In this episode, we will discuss why we work in the ICU. Precisely why we prefer ICU and why nurses like working in this department. The main reasons are; patient ratios, making us more marketable, more critical thinking, and being there for the patient in their most vulnerable point. We’ll also touch base on some good qualities of ICU nurses.
Why Do We Work in the ICU?
Every year, intensive care units (ICUs) in the United States admit over 5.7 million patients.
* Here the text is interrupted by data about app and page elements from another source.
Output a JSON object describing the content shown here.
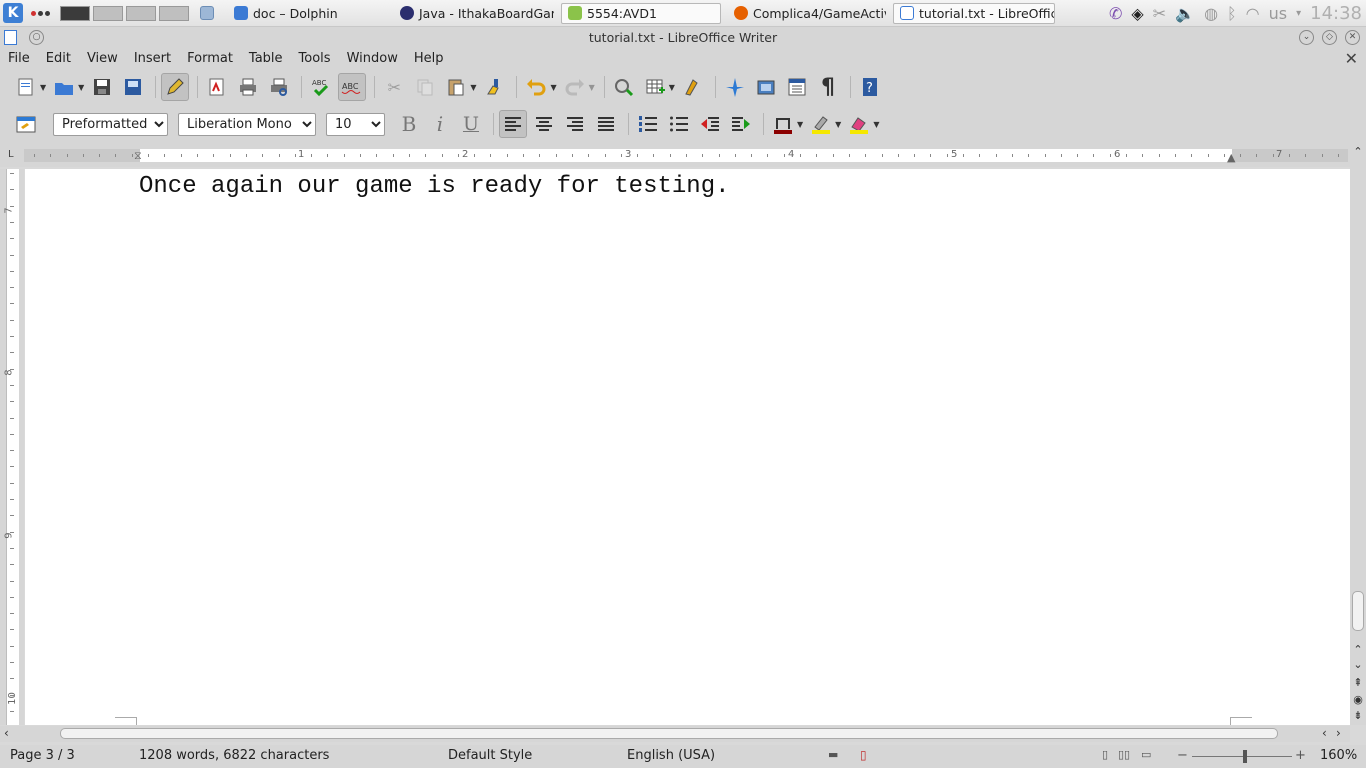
{
  "taskbar": {
    "tasks": [
      {
        "label": "doc – Dolphin",
        "icon": "folder-icon",
        "color": "#3b7ad4"
      },
      {
        "label": "Java - IthakaBoardGam",
        "icon": "eclipse-icon",
        "color": "#2b2e6e"
      },
      {
        "label": "5554:AVD1",
        "icon": "android-icon",
        "color": "#8bc34a"
      },
      {
        "label": "Complica4/GameActivi",
        "icon": "firefox-icon",
        "color": "#e66000"
      },
      {
        "label": "tutorial.txt - LibreOffic",
        "icon": "writer-icon",
        "color": "#3b7ad4"
      }
    ],
    "tray": {
      "language": "us",
      "clock": "14:38"
    }
  },
  "window": {
    "title": "tutorial.txt - LibreOffice Writer"
  },
  "menu": [
    "File",
    "Edit",
    "View",
    "Insert",
    "Format",
    "Table",
    "Tools",
    "Window",
    "Help"
  ],
  "formatting": {
    "paragraph_style": "Preformatted Te",
    "font_name": "Liberation Mono",
    "font_size": "10"
  },
  "ruler": {
    "horizontal_numbers": [
      "1",
      "2",
      "3",
      "4",
      "5",
      "6",
      "7"
    ],
    "vertical_numbers": [
      "7",
      "8",
      "9",
      "10"
    ]
  },
  "document": {
    "line": "Once again our game is ready for testing."
  },
  "status": {
    "page": "Page 3 / 3",
    "words": "1208 words, 6822 characters",
    "style": "Default Style",
    "language": "English (USA)",
    "zoom": "160%"
  },
  "colors": {
    "accent": "#3b7ad4",
    "toolbar_bg": "#d6d6d6"
  }
}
The ICU is a unit reserved for some of the most vulnerable patients, those who are critically ill and need close supervision in case their condition rapidly takes a turn for the worse.
Some ICUs specialize in certain areas, such as pediatric, cardiac, or trauma, but many serve a general purpose. Occupational, respiratory, and physical therapists, dieticians, doctors, and nurses collaborate in these units to achieve successful patient recovery.
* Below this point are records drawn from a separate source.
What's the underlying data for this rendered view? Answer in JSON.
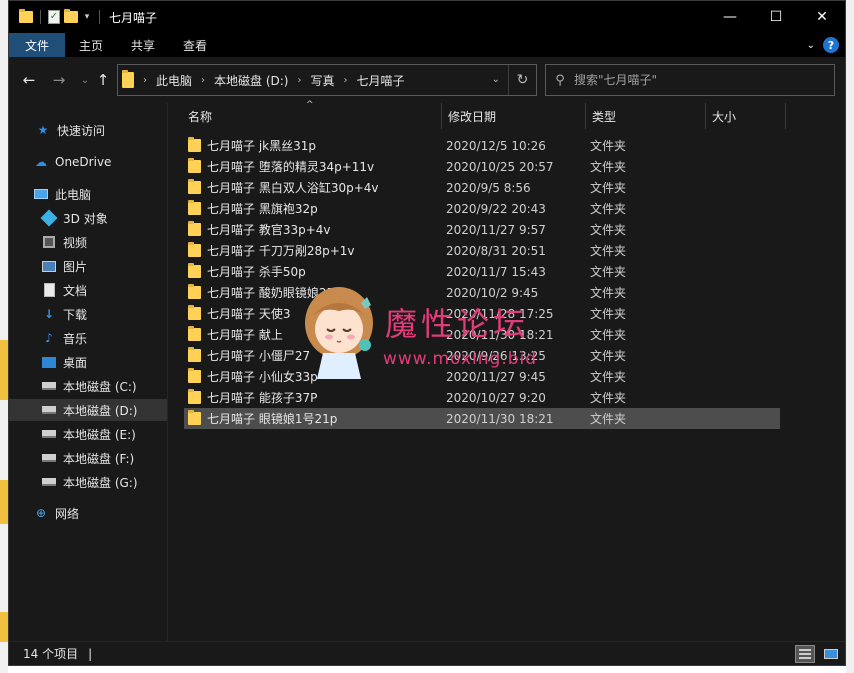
{
  "window": {
    "title": "七月喵子",
    "controls": {
      "minimize": "—",
      "maximize": "☐",
      "close": "✕"
    }
  },
  "ribbon": {
    "tabs": [
      "文件",
      "主页",
      "共享",
      "查看"
    ],
    "help": "?"
  },
  "address": {
    "crumbs": [
      "此电脑",
      "本地磁盘 (D:)",
      "写真",
      "七月喵子"
    ]
  },
  "search": {
    "placeholder": "搜索\"七月喵子\""
  },
  "nav": {
    "quick_access": "快速访问",
    "onedrive": "OneDrive",
    "this_pc": "此电脑",
    "items": [
      "3D 对象",
      "视频",
      "图片",
      "文档",
      "下载",
      "音乐",
      "桌面",
      "本地磁盘 (C:)",
      "本地磁盘 (D:)",
      "本地磁盘 (E:)",
      "本地磁盘 (F:)",
      "本地磁盘 (G:)"
    ],
    "network": "网络",
    "selected": "本地磁盘 (D:)"
  },
  "columns": {
    "name": "名称",
    "date": "修改日期",
    "type": "类型",
    "size": "大小"
  },
  "files": [
    {
      "name": "七月喵子 jk黑丝31p",
      "date": "2020/12/5 10:26",
      "type": "文件夹"
    },
    {
      "name": "七月喵子 堕落的精灵34p+11v",
      "date": "2020/10/25 20:57",
      "type": "文件夹"
    },
    {
      "name": "七月喵子 黑白双人浴缸30p+4v",
      "date": "2020/9/5 8:56",
      "type": "文件夹"
    },
    {
      "name": "七月喵子 黑旗袍32p",
      "date": "2020/9/22 20:43",
      "type": "文件夹"
    },
    {
      "name": "七月喵子 教官33p+4v",
      "date": "2020/11/27 9:57",
      "type": "文件夹"
    },
    {
      "name": "七月喵子 千刀万剐28p+1v",
      "date": "2020/8/31 20:51",
      "type": "文件夹"
    },
    {
      "name": "七月喵子 杀手50p",
      "date": "2020/11/7 15:43",
      "type": "文件夹"
    },
    {
      "name": "七月喵子 酸奶眼镜娘25P",
      "date": "2020/10/2 9:45",
      "type": "文件夹"
    },
    {
      "name": "七月喵子 天使3",
      "date": "2020/11/28 17:25",
      "type": "文件夹"
    },
    {
      "name": "七月喵子 献上",
      "date": "2020/11/30 18:21",
      "type": "文件夹"
    },
    {
      "name": "七月喵子 小僵尸27",
      "date": "2020/9/26 13:25",
      "type": "文件夹"
    },
    {
      "name": "七月喵子 小仙女33p",
      "date": "2020/11/27 9:45",
      "type": "文件夹"
    },
    {
      "name": "七月喵子 能孩子37P",
      "date": "2020/10/27 9:20",
      "type": "文件夹"
    },
    {
      "name": "七月喵子 眼镜娘1号21p",
      "date": "2020/11/30 18:21",
      "type": "文件夹",
      "selected": true
    }
  ],
  "watermark": {
    "title": "魔性论坛",
    "url": "www.moxing.bid"
  },
  "status": {
    "count": "14 个项目"
  },
  "colors": {
    "folder": "#ffd257",
    "accent": "#1f4e79",
    "watermark": "#e23b7a",
    "background": "#191919"
  }
}
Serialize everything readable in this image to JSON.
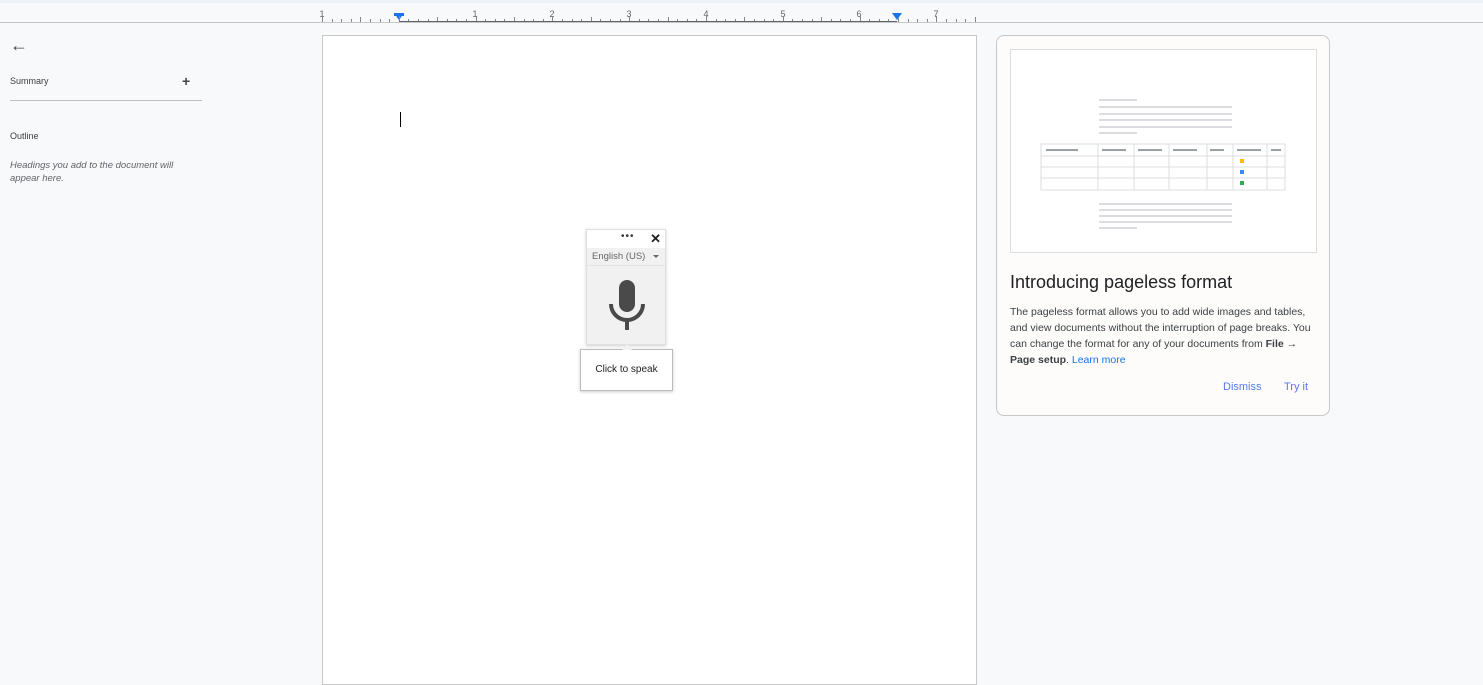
{
  "ruler": {
    "labels": [
      "1",
      "1",
      "2",
      "3",
      "4",
      "5",
      "6",
      "7"
    ]
  },
  "sidebar": {
    "back_label": "←",
    "summary": "Summary",
    "add_label": "+",
    "outline": "Outline",
    "hint": "Headings you add to the document will appear here."
  },
  "voice": {
    "menu": "•••",
    "close": "✕",
    "language": "English (US)",
    "tooltip": "Click to speak"
  },
  "card": {
    "title": "Introducing pageless format",
    "body_1": "The pageless format allows you to add wide images and tables, and view documents without the interruption of page breaks. You can change the format for any of your documents from ",
    "bold": "File → Page setup",
    "body_2": ". ",
    "link": "Learn more",
    "dismiss": "Dismiss",
    "try": "Try it"
  },
  "colors": {
    "accent": "#1a73e8",
    "button": "#5779f0"
  }
}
ICU patients are often intubated, ventilated, and have multiple IV drips at a time. They must know the ins and outs of a lot more equipment than nurses who practice in a lower-stakes environment. They must also chart much more to keep up with intensive monitoring, assessments, and equipment.
Two Patients Per Nurse is the Main Reason Why We Work in the ICU
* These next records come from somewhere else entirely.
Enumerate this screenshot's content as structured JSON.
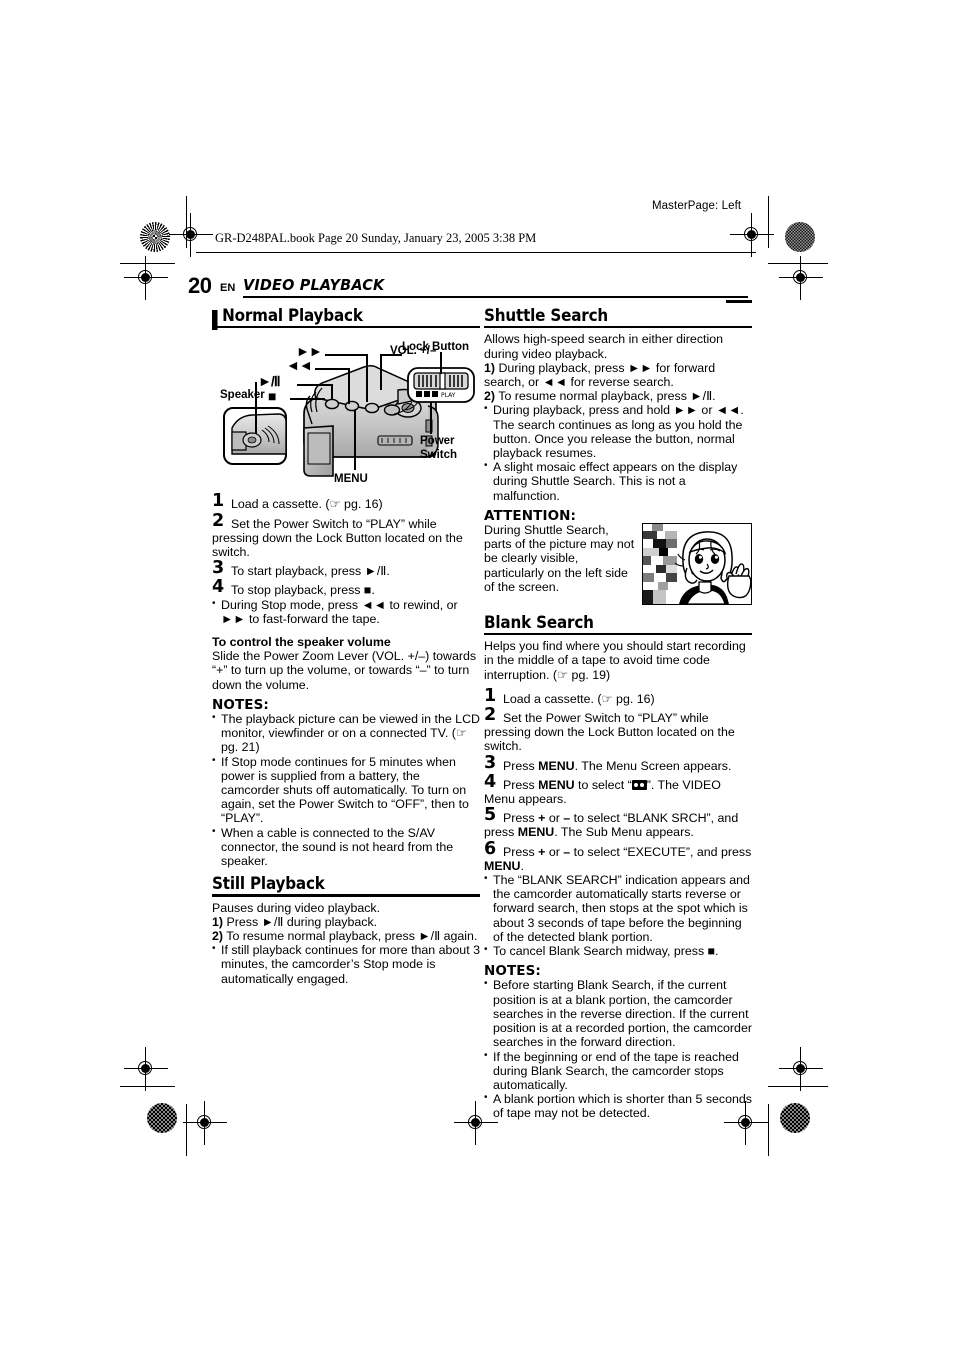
{
  "print_marks": {
    "master_page": "MasterPage: Left",
    "book_line": "GR-D248PAL.book  Page 20  Sunday, January 23, 2005  3:38 PM"
  },
  "header": {
    "page_number": "20",
    "locale": "EN",
    "section_title": "VIDEO PLAYBACK"
  },
  "left_column": {
    "normal_playback": {
      "heading": "Normal Playback",
      "figure": {
        "labels": {
          "ff": "►►",
          "rew": "◄◄",
          "play_pause": "►/Ⅱ",
          "stop": "■",
          "vol": "VOL. +/–",
          "lock_button": "Lock Button",
          "speaker": "Speaker",
          "power_switch_line1": "Power",
          "power_switch_line2": "Switch",
          "menu": "MENU"
        }
      },
      "steps": [
        {
          "n": "1",
          "text": "Load a cassette. (☞ pg. 16)"
        },
        {
          "n": "2",
          "text": "Set the Power Switch to “PLAY” while pressing down the Lock Button located on the switch."
        },
        {
          "n": "3",
          "text": "To start playback, press ►/Ⅱ."
        },
        {
          "n": "4",
          "text": "To stop playback, press ■."
        }
      ],
      "step4_bullet": "During Stop mode, press ◄◄ to rewind, or ►► to fast-forward the tape.",
      "volume_subheading": "To control the speaker volume",
      "volume_text": "Slide the Power Zoom Lever (VOL. +/–) towards “+” to turn up the volume, or towards “–” to turn down the volume.",
      "notes_label": "NOTES:",
      "notes": [
        "The playback picture can be viewed in the LCD monitor, viewfinder or on a connected TV. (☞ pg. 21)",
        "If Stop mode continues for 5 minutes when power is supplied from a battery, the camcorder shuts off automatically. To turn on again, set the Power Switch to “OFF”, then to “PLAY”.",
        "When a cable is connected to the S/AV connector, the sound is not heard from the speaker."
      ]
    },
    "still_playback": {
      "heading": "Still Playback",
      "intro": "Pauses during video playback.",
      "numbered": [
        {
          "n": "1)",
          "text": "Press ►/Ⅱ during playback."
        },
        {
          "n": "2)",
          "text": "To resume normal playback, press ►/Ⅱ again."
        }
      ],
      "bullets": [
        "If still playback continues for more than about 3 minutes, the camcorder’s Stop mode is automatically engaged."
      ]
    }
  },
  "right_column": {
    "shuttle_search": {
      "heading": "Shuttle Search",
      "intro": "Allows high-speed search in either direction during video playback.",
      "numbered": [
        {
          "n": "1)",
          "text": "During playback, press ►► for forward search, or ◄◄ for reverse search."
        },
        {
          "n": "2)",
          "text": "To resume normal playback, press ►/Ⅱ."
        }
      ],
      "bullets": [
        "During playback, press and hold ►► or ◄◄. The search continues as long as you hold the button. Once you release the button, normal playback resumes.",
        "A slight mosaic effect appears on the display during Shuttle Search. This is not a malfunction."
      ],
      "attention_label": "ATTENTION:",
      "attention_text": "During Shuttle Search, parts of the picture may not be clearly visible, particularly on the left side of the screen."
    },
    "blank_search": {
      "heading": "Blank Search",
      "intro": "Helps you find where you should start recording in the middle of a tape to avoid time code interruption. (☞ pg. 19)",
      "steps": [
        {
          "n": "1",
          "text": "Load a cassette. (☞ pg. 16)"
        },
        {
          "n": "2",
          "text": "Set the Power Switch to “PLAY” while pressing down the Lock Button located on the switch."
        },
        {
          "n": "3",
          "text": "Press MENU. The Menu Screen appears."
        },
        {
          "n": "4",
          "text": "Press MENU to select “■”. The VIDEO Menu appears."
        },
        {
          "n": "5",
          "text": "Press + or – to select “BLANK SRCH”, and press MENU. The Sub Menu appears."
        },
        {
          "n": "6",
          "text": "Press + or – to select “EXECUTE”, and press MENU."
        }
      ],
      "bullets": [
        "The “BLANK SEARCH” indication appears and the camcorder automatically starts reverse or forward search, then stops at the spot which is about 3 seconds of tape before the beginning of the detected blank portion.",
        "To cancel Blank Search midway, press ■."
      ],
      "notes_label": "NOTES:",
      "notes": [
        "Before starting Blank Search, if the current position is at a blank portion, the camcorder searches in the reverse direction. If the current position is at a recorded portion, the camcorder searches in the forward direction.",
        "If the beginning or end of the tape is reached during Blank Search, the camcorder stops automatically.",
        "A blank portion which is shorter than 5 seconds of tape may not be detected."
      ]
    }
  }
}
Critical care nurses monitor their patients 24/7. Their patients need constant care, so there should always be a nurse to watch over patients. As such, ICU nurses often only work with one to two patients at any given time.
Having two patients sounds like a walk in the park, but these patients are very critical, with a change in condition within seconds. Even 1-1 patient is really sick, usually requiring CRRT, ECMO, IABP, and special catheters.
Usually pays more/is more marketable.
Some facilities offer more pay to their ICU nurses or specialized units. These units care for a particular population and often require more critical thinking and hands-on work.
ICU nurses tend to be more marketable because ICU is the highest tier in a hospital setting. ICU nurses can float to other parts of the hospital like med-Surg, tele, stepdown, etc. It’s expected that you should know more during a critical patient situation than other nurses.
More thinking and fixing, less touchy-feely
A lot happens in the ICU. The majority of our patients are intubated and sedated. What that means is they can’t talk. It does have its positives and negatives. When you have an intubated and sedated patient, they run on your clock, patient care-wise.
You do your hourly rounding and plan out when to do what task. There isn’t the time or opportunity for the patient to refuse, no playing cat and mouse with their bath or dinner. You have more control.
There is a lot of emotion in the ICU, just not the touchy-feely stuff you commonly find in other units. A lot of the emotion comes from being the middle man; patient to family, patient to MD. Another part is during death or a crashing patient. Unfortunately, the ICU sees a lot of death and disgruntled family dynamics.
Being there for people in their worst situation
There’s something about the ICU patients being at their most vulnerable and at the brink of death that draws nurses to it. It is also one of the reasons why we work in the ICU department. There are 2 options for a patient in the ICU, death or transfer. Our role in the ICU is to stabilize, treat, and repeat.
There are days in the ICU when every patient looks like they are fighting a losing battle with death, and as hard as those are, we are with that patient through it all. Even though we can’t always talk to our patients, the energy is in the rooms, drawing people.
The worst situations bring out the best in us, which doesn’t only apply to living outside the scrubs but also to ICU nursing. As crazy as it sounds, critically ill patients stimulate our minds and are a learning opportunity.
Good Qualities of an ICU nurse
- Critical thinking
- Physical abilities
- Time management
Want to work as an ICU nurse? Watch the full episode here 👇👇👇
00:00 – Intro
00:45 – Topic intro
01:45 – Why the ICU is special
04:00 – What is in the ICU
09:00 – We know our patient from head to toe
10:15 – Matt’s time in MedSurg
12:43 – Being an ICU nurse is a specialty
14:23 – ICU uses your critical thinking skills
16:17 – Being able to talk to your patients is a blessing
18:05 – We like to be there for people
20:43 – Control of a patient’s life
21:20 – The power nurses hold
22:42 – The worst feeling for an ICU nurse
27:15 – Good Qualities of an ICU nurse
27:35 – Planning
28:49 – Communication skills
32:25 – Critical Thinking skills
35:15 – Research
37:18 – Physical stamina
38:13 – Problem-solving skills
40:24 – Organization skills
43:40 – Wrapping up
44:05 – End of show